3. Sperm Whale: New Zealand

Sperm Whale

This animal encounter was made possible through good luck while on a whale-watching boat launched from Kaikoura on New Zealand’s South Island.  This was a paid tour with several other passengers, normally not our cup of tea, but since we don’t own a boat or have any relevant training, this was going to be our best chance at seeing these magnificent giants. As it turns out, there were several in the area. The captain of our boat was in contact with other captains, and they seemed to be working together to spot the animals. One thing we had on our side is that a sperm whale sits at the surface for up to 10 minutes in order to recharge for another one of its deep dives. On the negative, the whale could be under the surface for up to 40 minutes or so!  We were lucky enough to spot up to six sperm whales as well as a playful juvenile humpback.


4. Orcas: Anacortes, Washington

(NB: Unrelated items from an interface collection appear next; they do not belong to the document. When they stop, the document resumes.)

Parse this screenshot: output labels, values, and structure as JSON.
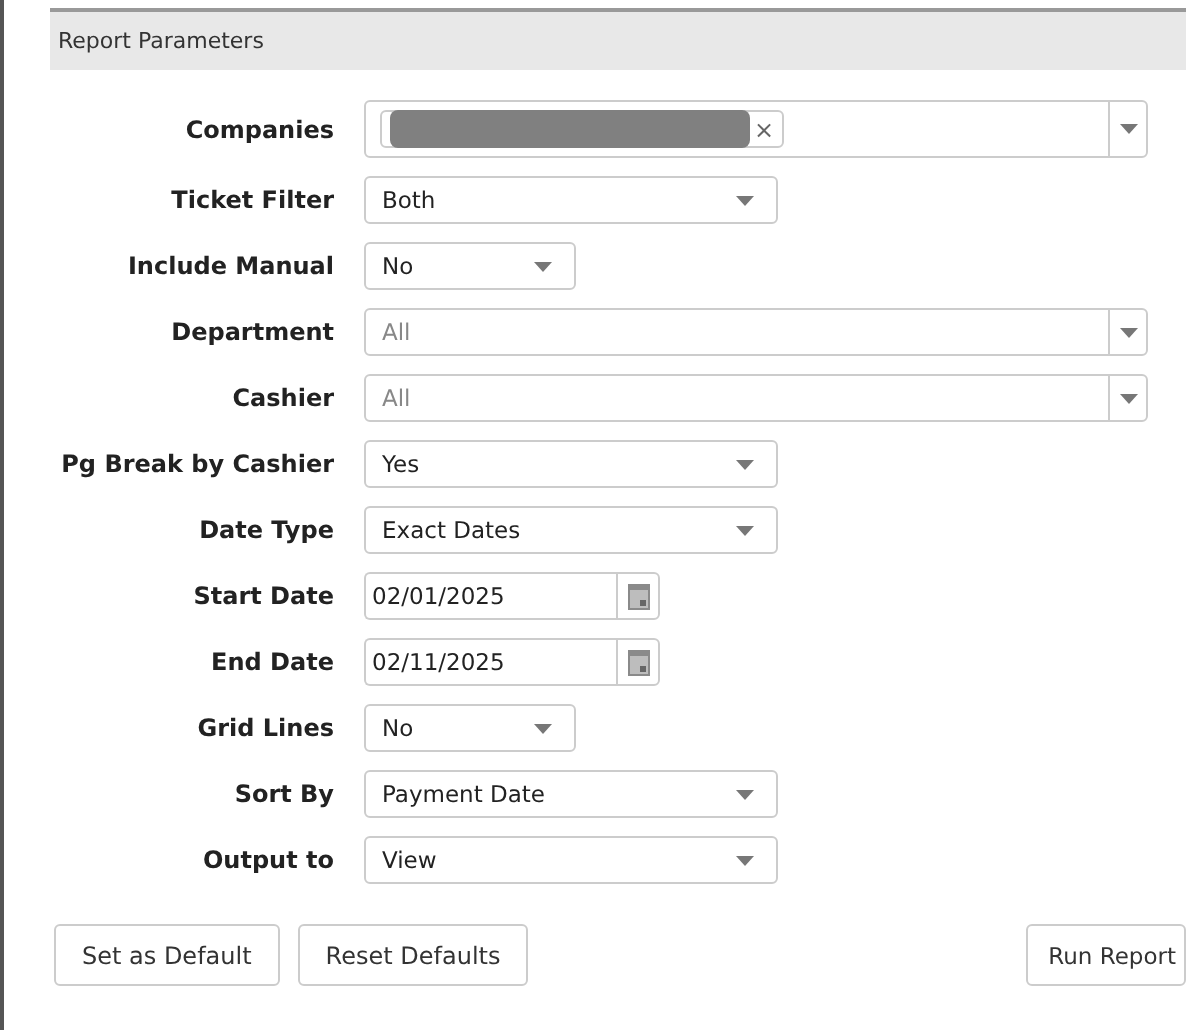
{
  "panel": {
    "title": "Report Parameters"
  },
  "fields": [
    {
      "label": "Companies",
      "kind": "multiselect",
      "tags": [
        {
          "redacted": true,
          "remove": "×"
        }
      ]
    },
    {
      "label": "Ticket Filter",
      "kind": "select",
      "value": "Both"
    },
    {
      "label": "Include Manual",
      "kind": "shortselect",
      "value": "No"
    },
    {
      "label": "Department",
      "kind": "combobox",
      "placeholder": "All"
    },
    {
      "label": "Cashier",
      "kind": "combobox",
      "placeholder": "All"
    },
    {
      "label": "Pg Break by Cashier",
      "kind": "select",
      "value": "Yes"
    },
    {
      "label": "Date Type",
      "kind": "select",
      "value": "Exact Dates"
    },
    {
      "label": "Start Date",
      "kind": "date",
      "value": "02/01/2025"
    },
    {
      "label": "End Date",
      "kind": "date",
      "value": "02/11/2025"
    },
    {
      "label": "Grid Lines",
      "kind": "shortselect",
      "value": "No"
    },
    {
      "label": "Sort By",
      "kind": "select",
      "value": "Payment Date"
    },
    {
      "label": "Output to",
      "kind": "select",
      "value": "View"
    }
  ],
  "left_buttons": [
    {
      "label": "Set as Default"
    },
    {
      "label": "Reset Defaults"
    }
  ],
  "right_buttons": [
    {
      "label": "Run Report"
    }
  ]
}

Another cetacean encounter launched from the harbor in Anacortes, Washington.  This time we were hoping to spot the wolves of the sea, orcas, aka killer whales.  This area of the northwestern United States is known for having a resident pod as well as often hosting a few migrant pods.  During the boat ride the captain and naturalists of Island Adventures did a great job of the educational part while we motored out.  We learned that these different pods had their own culture, diets and even different languages.  This area is also where Seaworld (booo!) collected some of its first killer whales in the 1960s.  Interestingly we were informed that the killer whales have not been spotted in the cove where their relatives were corralled and captured since.  Makes you think doesn’t it?  How intelligent are these creatures to pass down vital information from generation to generation?  That is clearly not just instinct.  During our voyage we enjoyed see several whales and dolphins. The killer whales were curious about the boat, and came to check us out, even doing some spy-hopping, rising up almost vertically to peek above the surface and see what was going on.


5. Bull Shark: Venezuela

Bull Shark

Photo Credit:  Mercury Dog on Flickr

Diving around the archipelago of Los Roques is always a treat.  This National Park lies about 90 miles north of Caracas and 100 miles east of Bonaire and is the oldest and largest Marine Reserve in the Caribbean.  Tamara has been lucky enough to have been diving there numerous times, and raves about the quantity and diversity of sea life. On one immersion, a small group of four or five divers was investigating the small caves below Salt Cay. There was some motion to the ocean as the sea rushed in and out of the caves, and it was difficult to stay in one spot. The divers were to enter, take a look around, and come right back out, since you don’t have long to stay at deeper depths. The cave was somewhat narrow, and divers stayed single file. The dive master was a friend, and when T saw him motion to get closer to the wall, she knew there was a good reason. Toward the back of the cave was a medium-sized bull shark swimming toward the cave entrance. Clearly he was on his way out, and the divers definitely didn’t want him to feel crowded or trapped. He glided by within a foot or two, and on out of the cave, a beautiful creature. As exciting as this animal encounter was though, it was a relief when it was over.

About the author

A 30 something traveler with insatiable wanderlust. Veteran of 2 RTW trips now focusing on slow travel.